Task objective >>
Nothing is to be output except the lines from the one containing "Transcribe this image's" through the end of the material, each reproduced exactly.

Data records >>
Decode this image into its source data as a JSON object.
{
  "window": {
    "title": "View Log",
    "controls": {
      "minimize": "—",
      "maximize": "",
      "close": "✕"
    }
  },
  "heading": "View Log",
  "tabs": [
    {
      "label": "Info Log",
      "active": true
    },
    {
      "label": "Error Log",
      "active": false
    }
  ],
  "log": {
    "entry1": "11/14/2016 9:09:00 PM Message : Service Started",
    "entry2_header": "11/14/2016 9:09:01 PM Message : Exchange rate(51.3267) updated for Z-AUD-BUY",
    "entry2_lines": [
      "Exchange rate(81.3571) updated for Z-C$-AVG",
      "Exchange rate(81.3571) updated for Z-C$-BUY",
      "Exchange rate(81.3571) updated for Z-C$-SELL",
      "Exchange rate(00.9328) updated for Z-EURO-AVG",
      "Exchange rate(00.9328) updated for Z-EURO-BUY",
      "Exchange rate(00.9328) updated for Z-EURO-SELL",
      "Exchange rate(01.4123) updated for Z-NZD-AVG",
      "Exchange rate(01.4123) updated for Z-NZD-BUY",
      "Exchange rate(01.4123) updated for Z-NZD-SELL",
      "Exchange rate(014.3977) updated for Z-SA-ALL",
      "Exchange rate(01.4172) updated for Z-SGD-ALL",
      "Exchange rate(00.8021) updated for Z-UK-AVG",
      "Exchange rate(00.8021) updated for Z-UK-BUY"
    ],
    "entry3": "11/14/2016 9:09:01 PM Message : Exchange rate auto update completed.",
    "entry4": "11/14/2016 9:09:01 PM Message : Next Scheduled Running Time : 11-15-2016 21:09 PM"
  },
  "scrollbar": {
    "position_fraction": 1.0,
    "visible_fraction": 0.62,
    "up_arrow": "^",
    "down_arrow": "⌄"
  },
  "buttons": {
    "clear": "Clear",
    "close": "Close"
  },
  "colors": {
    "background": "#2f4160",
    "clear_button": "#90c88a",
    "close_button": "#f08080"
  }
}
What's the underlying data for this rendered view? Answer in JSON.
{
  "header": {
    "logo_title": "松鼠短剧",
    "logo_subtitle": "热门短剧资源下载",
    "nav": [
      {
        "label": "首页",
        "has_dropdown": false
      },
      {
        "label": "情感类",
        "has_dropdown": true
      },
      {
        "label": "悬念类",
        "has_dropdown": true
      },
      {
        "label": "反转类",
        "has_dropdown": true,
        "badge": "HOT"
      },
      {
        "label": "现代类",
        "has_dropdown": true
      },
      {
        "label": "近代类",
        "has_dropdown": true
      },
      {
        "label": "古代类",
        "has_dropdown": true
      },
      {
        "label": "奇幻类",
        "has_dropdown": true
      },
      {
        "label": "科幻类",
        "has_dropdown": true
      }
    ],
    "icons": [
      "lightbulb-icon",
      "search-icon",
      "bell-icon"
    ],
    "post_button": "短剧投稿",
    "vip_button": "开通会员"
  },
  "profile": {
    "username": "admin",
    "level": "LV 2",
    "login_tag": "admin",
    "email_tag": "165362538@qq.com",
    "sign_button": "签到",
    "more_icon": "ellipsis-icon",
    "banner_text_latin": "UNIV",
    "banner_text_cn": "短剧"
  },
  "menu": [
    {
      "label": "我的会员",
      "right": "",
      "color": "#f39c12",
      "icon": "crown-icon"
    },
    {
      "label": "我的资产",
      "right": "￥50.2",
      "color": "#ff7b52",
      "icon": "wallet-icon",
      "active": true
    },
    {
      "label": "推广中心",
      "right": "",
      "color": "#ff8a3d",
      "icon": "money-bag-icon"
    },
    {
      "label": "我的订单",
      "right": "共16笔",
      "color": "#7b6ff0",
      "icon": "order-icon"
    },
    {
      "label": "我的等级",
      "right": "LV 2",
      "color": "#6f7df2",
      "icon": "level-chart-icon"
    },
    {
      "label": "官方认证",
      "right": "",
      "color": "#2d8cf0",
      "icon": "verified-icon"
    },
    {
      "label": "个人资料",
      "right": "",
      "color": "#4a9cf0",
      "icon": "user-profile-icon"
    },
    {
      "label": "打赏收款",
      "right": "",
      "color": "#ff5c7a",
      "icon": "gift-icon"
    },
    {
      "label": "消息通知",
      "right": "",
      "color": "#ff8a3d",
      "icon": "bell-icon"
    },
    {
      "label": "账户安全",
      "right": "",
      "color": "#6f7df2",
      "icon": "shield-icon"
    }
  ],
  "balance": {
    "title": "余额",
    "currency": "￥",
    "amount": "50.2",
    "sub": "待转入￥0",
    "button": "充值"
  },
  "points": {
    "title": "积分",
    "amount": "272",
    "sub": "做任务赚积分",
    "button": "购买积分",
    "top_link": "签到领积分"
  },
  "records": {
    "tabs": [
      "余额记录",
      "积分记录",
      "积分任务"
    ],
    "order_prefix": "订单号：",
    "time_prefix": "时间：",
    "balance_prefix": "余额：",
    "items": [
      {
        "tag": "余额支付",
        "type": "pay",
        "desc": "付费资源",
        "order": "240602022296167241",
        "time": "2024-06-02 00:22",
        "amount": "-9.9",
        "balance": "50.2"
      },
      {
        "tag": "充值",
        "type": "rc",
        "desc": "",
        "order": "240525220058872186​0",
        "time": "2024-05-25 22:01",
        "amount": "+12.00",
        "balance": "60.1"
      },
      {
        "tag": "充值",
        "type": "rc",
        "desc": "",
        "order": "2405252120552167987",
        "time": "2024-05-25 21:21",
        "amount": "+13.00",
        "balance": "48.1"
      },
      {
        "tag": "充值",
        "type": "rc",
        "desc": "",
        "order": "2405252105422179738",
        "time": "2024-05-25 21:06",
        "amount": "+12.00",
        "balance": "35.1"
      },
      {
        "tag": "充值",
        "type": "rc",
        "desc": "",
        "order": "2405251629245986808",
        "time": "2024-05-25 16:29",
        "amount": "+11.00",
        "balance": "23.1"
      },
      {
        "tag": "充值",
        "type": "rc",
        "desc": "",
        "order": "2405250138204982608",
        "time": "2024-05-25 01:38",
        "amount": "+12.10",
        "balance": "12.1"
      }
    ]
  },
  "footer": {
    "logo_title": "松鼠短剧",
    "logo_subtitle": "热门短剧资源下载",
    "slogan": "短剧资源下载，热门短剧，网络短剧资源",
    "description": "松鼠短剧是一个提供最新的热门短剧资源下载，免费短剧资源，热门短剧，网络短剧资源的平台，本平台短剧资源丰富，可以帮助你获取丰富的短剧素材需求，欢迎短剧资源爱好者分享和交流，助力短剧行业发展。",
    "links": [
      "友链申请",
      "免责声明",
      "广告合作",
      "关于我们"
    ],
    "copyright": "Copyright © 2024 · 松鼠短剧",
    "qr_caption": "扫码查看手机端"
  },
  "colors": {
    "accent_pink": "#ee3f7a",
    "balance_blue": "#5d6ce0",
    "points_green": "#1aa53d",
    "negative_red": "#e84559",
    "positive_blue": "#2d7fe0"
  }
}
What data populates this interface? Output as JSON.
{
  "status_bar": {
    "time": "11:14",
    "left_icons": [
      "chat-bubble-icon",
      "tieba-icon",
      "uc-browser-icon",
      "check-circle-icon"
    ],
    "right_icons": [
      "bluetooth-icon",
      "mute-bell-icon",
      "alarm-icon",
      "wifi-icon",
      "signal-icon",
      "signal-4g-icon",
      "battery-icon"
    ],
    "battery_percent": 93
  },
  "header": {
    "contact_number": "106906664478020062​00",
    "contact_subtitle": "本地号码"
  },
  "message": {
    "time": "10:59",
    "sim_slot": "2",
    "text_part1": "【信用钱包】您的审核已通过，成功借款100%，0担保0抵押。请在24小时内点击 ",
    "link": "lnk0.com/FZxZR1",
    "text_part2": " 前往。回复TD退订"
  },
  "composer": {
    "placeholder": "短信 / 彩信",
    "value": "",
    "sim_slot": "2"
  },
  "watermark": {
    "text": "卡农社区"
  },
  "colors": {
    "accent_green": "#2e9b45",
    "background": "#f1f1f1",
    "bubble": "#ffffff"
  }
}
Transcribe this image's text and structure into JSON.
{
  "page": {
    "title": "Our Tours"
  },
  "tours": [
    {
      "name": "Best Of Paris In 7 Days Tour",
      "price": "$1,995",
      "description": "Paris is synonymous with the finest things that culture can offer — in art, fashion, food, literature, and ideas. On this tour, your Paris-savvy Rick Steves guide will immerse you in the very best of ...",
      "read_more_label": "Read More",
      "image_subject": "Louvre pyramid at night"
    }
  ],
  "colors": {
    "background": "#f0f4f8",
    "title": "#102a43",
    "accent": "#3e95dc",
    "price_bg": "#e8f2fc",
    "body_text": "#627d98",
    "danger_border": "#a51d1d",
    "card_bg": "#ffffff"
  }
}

Task answer >>
Transcribe this image's text and structure into JSON.
{
  "page": {
    "title": "Our Tours"
  },
  "tours": [
    {
      "name": "Best Of Paris In 7 Days Tour",
      "price": "$1,995",
      "description": "Paris is synonymous with the finest things that culture can offer — in art, fashion, food, literature, and ideas. On this tour, your Paris-savvy Rick Steves guide will immerse you in the very best of ...",
      "read_more_label": "Read More",
      "image_subject": "Louvre pyramid at night"
    }
  ],
  "colors": {
    "background": "#f0f4f8",
    "title": "#102a43",
    "accent": "#3e95dc",
    "price_bg": "#e8f2fc",
    "body_text": "#627d98",
    "danger_border": "#a51d1d",
    "card_bg": "#ffffff"
  }
}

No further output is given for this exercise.